Supplied material.
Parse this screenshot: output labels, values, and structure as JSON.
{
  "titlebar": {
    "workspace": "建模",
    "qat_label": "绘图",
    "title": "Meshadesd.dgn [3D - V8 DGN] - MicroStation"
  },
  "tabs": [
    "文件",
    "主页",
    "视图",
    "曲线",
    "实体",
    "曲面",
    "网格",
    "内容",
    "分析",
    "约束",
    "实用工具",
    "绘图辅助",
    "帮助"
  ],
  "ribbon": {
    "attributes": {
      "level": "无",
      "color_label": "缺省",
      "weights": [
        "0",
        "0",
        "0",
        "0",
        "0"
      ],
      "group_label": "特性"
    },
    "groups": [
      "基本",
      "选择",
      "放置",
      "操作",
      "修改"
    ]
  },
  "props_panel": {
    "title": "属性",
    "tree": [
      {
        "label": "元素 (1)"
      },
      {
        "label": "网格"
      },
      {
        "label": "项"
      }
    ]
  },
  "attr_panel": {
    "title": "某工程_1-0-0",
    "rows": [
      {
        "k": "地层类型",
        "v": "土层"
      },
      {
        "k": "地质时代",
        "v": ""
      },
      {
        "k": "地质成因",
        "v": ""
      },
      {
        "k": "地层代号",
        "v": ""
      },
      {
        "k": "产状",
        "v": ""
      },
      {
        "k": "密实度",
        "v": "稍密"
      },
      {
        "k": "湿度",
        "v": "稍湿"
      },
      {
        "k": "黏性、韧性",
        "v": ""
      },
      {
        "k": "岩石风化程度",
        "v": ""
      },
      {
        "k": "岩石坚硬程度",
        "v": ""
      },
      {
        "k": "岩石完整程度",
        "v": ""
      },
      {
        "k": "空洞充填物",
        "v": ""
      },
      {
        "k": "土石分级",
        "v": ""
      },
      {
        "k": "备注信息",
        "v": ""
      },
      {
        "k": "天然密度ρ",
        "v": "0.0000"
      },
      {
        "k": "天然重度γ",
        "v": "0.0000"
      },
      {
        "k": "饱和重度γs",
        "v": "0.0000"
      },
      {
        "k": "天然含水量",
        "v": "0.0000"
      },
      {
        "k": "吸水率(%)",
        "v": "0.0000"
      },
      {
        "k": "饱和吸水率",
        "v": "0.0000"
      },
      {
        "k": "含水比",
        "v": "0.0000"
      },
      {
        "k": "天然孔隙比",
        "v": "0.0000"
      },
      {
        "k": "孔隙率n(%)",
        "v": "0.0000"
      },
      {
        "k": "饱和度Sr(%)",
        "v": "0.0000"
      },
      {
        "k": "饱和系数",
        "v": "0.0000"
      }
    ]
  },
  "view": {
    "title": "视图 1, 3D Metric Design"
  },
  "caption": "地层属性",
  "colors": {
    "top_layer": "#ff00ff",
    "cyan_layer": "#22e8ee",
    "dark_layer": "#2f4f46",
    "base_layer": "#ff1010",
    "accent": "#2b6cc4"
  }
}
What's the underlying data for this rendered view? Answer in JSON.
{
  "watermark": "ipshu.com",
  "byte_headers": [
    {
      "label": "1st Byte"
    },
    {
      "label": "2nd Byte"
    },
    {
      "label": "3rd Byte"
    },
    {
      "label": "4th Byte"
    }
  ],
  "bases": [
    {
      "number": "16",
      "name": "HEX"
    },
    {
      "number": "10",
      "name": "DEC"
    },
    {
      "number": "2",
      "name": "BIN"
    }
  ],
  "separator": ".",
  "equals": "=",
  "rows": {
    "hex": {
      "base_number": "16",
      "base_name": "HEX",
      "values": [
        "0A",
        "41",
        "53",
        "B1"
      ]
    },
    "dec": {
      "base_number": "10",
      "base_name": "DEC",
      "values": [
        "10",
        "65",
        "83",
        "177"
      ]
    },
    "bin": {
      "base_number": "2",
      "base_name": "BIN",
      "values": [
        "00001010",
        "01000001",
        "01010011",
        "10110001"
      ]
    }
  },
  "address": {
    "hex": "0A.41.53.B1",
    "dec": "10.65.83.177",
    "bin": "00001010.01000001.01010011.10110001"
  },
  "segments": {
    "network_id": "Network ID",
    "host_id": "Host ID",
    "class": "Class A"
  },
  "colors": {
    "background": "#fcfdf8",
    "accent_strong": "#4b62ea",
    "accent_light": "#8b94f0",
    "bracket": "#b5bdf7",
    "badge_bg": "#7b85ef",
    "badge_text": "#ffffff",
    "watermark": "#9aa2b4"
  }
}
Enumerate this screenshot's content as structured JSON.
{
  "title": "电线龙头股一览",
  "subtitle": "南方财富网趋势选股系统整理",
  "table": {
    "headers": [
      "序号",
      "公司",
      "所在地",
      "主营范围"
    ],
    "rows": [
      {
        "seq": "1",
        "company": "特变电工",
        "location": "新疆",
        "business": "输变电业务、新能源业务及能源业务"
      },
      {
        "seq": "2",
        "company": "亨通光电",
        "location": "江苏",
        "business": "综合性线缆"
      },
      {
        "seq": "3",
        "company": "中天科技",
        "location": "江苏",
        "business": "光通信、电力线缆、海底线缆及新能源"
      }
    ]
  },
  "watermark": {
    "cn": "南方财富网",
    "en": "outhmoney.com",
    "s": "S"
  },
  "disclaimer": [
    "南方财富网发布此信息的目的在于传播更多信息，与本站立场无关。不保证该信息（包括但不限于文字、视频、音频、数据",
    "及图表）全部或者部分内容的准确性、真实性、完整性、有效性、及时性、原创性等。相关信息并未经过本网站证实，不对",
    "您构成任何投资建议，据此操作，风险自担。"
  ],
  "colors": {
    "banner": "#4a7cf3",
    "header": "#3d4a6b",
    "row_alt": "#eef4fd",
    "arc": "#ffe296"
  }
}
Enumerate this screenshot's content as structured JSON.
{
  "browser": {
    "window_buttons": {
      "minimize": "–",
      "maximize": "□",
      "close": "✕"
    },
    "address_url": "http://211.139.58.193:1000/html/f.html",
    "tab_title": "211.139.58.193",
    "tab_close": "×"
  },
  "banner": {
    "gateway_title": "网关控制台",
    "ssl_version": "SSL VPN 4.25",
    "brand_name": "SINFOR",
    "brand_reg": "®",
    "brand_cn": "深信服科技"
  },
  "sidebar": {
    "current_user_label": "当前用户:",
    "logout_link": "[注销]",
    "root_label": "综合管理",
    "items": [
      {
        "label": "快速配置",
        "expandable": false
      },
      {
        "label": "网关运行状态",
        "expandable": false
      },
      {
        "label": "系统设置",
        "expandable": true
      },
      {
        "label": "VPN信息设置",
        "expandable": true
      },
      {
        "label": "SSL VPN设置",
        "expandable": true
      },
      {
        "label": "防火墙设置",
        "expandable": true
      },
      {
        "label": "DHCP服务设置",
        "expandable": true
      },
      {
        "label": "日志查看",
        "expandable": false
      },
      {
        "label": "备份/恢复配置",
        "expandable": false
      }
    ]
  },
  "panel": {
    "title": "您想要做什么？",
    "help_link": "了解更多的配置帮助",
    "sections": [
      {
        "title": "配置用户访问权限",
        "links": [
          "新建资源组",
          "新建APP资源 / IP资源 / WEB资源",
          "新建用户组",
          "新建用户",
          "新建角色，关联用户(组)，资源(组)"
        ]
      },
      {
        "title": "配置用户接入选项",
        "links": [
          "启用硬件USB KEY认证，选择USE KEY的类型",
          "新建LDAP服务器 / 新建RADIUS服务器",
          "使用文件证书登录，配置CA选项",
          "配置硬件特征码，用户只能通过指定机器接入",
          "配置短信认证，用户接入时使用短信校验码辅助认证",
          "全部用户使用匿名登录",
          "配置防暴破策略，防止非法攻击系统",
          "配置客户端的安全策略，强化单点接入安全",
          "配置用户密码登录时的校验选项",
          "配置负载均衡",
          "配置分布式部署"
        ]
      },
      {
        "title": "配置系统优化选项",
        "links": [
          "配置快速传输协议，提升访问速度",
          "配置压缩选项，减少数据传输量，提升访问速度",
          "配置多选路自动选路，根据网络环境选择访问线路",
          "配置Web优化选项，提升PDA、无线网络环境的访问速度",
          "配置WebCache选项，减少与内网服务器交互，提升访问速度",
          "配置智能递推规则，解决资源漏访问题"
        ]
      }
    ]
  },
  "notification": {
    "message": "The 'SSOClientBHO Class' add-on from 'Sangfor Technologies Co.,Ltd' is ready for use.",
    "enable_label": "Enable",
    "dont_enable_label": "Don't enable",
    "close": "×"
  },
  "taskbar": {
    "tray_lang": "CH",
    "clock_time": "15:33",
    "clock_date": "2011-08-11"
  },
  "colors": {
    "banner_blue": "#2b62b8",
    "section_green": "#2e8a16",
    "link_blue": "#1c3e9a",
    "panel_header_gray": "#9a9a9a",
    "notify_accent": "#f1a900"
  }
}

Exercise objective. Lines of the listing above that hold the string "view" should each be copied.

Solution below.
  "view": {
What's the underlying data for this rendered view? Answer in JSON.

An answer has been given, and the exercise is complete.